Methods: Germ-free and conventional rats were pair fed purified phytohemagglutinin lectin (PHA) or equivalent casein in a fully nutritious diet. PHA was instilled into in situ jejunal and ileal loops. Organ weight, length, DNA, protein content, morphometry, and [3H]thymidine uptake into jejunal crypt cells were measured.
Results: A trophic response occurred in the small intestine (jejunum greater than ileum) because of PHA (P < 0.001), was sustained by continued exposure, and was reversible on reinstitution of the control diet (P < 0.05). The intestinal microbial flora in conventional animals that were fed PHA augmented the growth-stimulatory effects of PHA on intestinal weight (P < 0.01). PHA caused fecal protein, fat, and mucous glycoprotein levels (P < 0.001) to increase in germ-free animals. PHA increased jejunal mucosal crypt depth and crypt mitotic activity (P < 0.05); DNA content (P < 0.05) and [3H]thymidine uptake (P < 0.01) into crypt cells was increased. No increase in plasma or tissue content of gastrin, enteroglucagon, or peptide YY was observed on PHA exposure, and there was no increase in organ weight of the liver, kidney, or colon.

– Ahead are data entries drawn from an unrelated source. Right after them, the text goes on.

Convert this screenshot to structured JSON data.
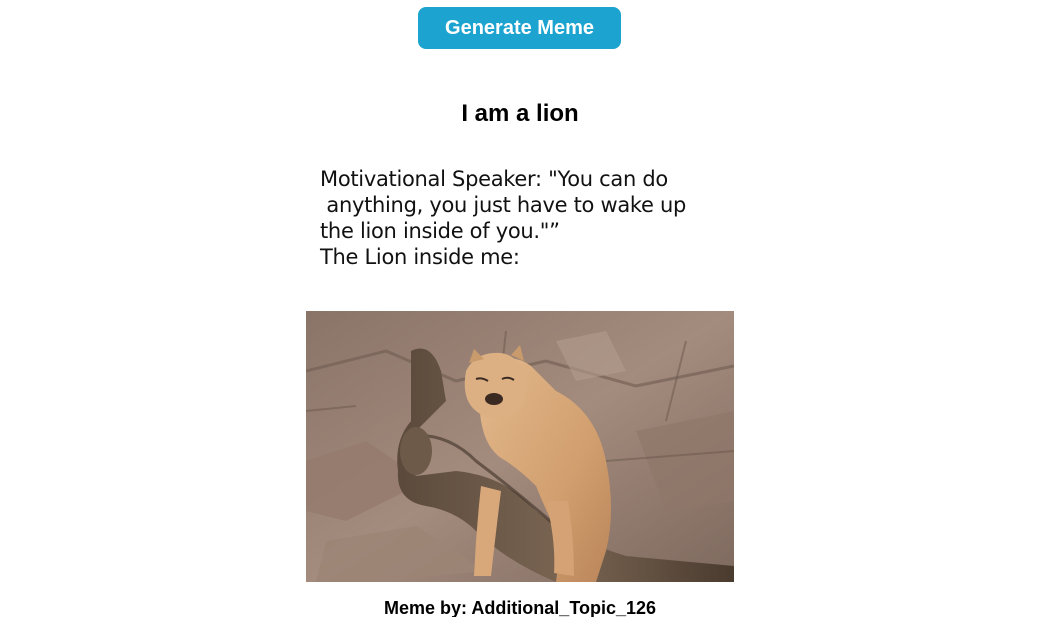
{
  "controls": {
    "generate_label": "Generate Meme"
  },
  "meme": {
    "title": "I am a lion",
    "caption_lines": [
      "Motivational Speaker: \"You can do",
      " anything, you just have to wake up",
      "the lion inside of you.\"”",
      "",
      "The Lion inside me:"
    ],
    "image_subject": "lioness sleeping on a tree branch"
  },
  "credit": {
    "text": "Meme by: Additional_Topic_126"
  }
}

Conclusions: PHA stimulated growth of rat small intestine when present in the diet or instilled in the bowel lumen.